Print every entry exactly as written.

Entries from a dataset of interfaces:

Segment Open

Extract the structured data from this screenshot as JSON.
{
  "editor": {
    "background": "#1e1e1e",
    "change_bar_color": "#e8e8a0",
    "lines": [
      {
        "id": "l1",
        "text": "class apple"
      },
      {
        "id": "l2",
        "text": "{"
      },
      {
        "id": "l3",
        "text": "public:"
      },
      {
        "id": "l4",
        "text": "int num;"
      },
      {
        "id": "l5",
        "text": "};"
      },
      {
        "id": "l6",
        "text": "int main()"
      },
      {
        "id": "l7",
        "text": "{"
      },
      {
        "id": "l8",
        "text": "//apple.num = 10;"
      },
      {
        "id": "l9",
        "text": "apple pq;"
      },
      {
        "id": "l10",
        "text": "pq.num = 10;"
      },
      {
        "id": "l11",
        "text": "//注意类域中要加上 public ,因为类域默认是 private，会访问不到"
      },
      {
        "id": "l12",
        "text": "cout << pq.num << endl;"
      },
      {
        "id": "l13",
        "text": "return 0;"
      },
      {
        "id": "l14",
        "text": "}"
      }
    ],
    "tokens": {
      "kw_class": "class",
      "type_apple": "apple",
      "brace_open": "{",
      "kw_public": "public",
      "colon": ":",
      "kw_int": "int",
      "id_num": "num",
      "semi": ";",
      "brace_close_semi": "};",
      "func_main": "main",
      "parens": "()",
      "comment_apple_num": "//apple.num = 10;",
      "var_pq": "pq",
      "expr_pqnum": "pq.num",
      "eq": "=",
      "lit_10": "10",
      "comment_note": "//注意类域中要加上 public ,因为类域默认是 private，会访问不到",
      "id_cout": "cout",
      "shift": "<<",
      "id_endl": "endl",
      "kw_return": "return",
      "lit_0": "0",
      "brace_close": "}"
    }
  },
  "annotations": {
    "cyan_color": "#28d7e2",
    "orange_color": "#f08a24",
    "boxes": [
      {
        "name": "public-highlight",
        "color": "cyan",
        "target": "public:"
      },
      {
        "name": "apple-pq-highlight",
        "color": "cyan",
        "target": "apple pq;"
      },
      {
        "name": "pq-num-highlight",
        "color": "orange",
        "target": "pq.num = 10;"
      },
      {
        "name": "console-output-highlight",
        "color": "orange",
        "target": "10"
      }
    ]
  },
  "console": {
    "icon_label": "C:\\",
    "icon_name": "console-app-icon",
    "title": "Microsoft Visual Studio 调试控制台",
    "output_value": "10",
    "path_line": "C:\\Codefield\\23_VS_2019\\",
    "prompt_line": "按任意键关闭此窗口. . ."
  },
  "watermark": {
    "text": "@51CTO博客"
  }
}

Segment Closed

__EXERCISE RESPONSE__.
Extract the structured data from this screenshot as JSON.
{
  "editor": {
    "background": "#1e1e1e",
    "change_bar_color": "#e8e8a0",
    "lines": [
      {
        "id": "l1",
        "text": "class apple"
      },
      {
        "id": "l2",
        "text": "{"
      },
      {
        "id": "l3",
        "text": "public:"
      },
      {
        "id": "l4",
        "text": "int num;"
      },
      {
        "id": "l5",
        "text": "};"
      },
      {
        "id": "l6",
        "text": "int main()"
      },
      {
        "id": "l7",
        "text": "{"
      },
      {
        "id": "l8",
        "text": "//apple.num = 10;"
      },
      {
        "id": "l9",
        "text": "apple pq;"
      },
      {
        "id": "l10",
        "text": "pq.num = 10;"
      },
      {
        "id": "l11",
        "text": "//注意类域中要加上 public ,因为类域默认是 private，会访问不到"
      },
      {
        "id": "l12",
        "text": "cout << pq.num << endl;"
      },
      {
        "id": "l13",
        "text": "return 0;"
      },
      {
        "id": "l14",
        "text": "}"
      }
    ],
    "tokens": {
      "kw_class": "class",
      "type_apple": "apple",
      "brace_open": "{",
      "kw_public": "public",
      "colon": ":",
      "kw_int": "int",
      "id_num": "num",
      "semi": ";",
      "brace_close_semi": "};",
      "func_main": "main",
      "parens": "()",
      "comment_apple_num": "//apple.num = 10;",
      "var_pq": "pq",
      "expr_pqnum": "pq.num",
      "eq": "=",
      "lit_10": "10",
      "comment_note": "//注意类域中要加上 public ,因为类域默认是 private，会访问不到",
      "id_cout": "cout",
      "shift": "<<",
      "id_endl": "endl",
      "kw_return": "return",
      "lit_0": "0",
      "brace_close": "}"
    }
  },
  "annotations": {
    "cyan_color": "#28d7e2",
    "orange_color": "#f08a24",
    "boxes": [
      {
        "name": "public-highlight",
        "color": "cyan",
        "target": "public:"
      },
      {
        "name": "apple-pq-highlight",
        "color": "cyan",
        "target": "apple pq;"
      },
      {
        "name": "pq-num-highlight",
        "color": "orange",
        "target": "pq.num = 10;"
      },
      {
        "name": "console-output-highlight",
        "color": "orange",
        "target": "10"
      }
    ]
  },
  "console": {
    "icon_label": "C:\\",
    "icon_name": "console-app-icon",
    "title": "Microsoft Visual Studio 调试控制台",
    "output_value": "10",
    "path_line": "C:\\Codefield\\23_VS_2019\\",
    "prompt_line": "按任意键关闭此窗口. . ."
  },
  "watermark": {
    "text": "@51CTO博客"
  }
}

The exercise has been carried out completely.